■ **Work required**:
Where does the string "icon" appear? Copy every line of the entries below that holds it.

■ **Information given**:
>>>>

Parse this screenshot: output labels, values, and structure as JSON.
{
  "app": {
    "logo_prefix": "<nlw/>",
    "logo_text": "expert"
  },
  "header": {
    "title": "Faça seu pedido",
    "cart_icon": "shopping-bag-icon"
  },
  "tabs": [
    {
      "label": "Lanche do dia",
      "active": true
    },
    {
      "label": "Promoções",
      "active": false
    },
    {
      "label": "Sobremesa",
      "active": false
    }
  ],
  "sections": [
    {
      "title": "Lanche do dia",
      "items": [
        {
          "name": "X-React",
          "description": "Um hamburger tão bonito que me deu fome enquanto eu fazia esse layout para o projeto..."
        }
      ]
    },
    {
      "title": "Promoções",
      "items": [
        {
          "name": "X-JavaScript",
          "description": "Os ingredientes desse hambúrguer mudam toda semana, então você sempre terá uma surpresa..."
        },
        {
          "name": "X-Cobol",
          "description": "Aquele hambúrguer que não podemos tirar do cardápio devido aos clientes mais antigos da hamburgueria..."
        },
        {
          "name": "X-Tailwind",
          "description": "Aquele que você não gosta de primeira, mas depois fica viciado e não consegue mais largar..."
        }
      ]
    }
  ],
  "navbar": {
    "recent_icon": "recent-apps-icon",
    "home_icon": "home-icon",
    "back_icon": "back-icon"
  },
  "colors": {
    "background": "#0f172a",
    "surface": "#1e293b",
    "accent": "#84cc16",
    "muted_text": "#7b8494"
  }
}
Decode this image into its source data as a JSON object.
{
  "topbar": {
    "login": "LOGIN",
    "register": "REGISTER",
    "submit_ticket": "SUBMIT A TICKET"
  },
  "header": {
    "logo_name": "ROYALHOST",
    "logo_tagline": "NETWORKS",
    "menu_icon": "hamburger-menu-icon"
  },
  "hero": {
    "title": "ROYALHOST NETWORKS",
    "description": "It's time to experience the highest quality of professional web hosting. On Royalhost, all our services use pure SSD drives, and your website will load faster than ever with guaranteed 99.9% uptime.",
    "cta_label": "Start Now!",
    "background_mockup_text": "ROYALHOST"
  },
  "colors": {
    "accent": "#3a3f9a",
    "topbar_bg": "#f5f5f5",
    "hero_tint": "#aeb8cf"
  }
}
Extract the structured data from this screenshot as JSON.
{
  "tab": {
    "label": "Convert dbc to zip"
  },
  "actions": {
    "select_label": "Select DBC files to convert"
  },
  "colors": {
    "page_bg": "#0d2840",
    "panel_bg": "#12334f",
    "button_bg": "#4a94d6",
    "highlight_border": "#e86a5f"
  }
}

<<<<

■ **Response area**:
    "cart_icon": "shopping-bag-icon"
    "recent_icon": "recent-apps-icon",
    "home_icon": "home-icon",
    "back_icon": "back-icon"
    "menu_icon": "hamburger-menu-icon"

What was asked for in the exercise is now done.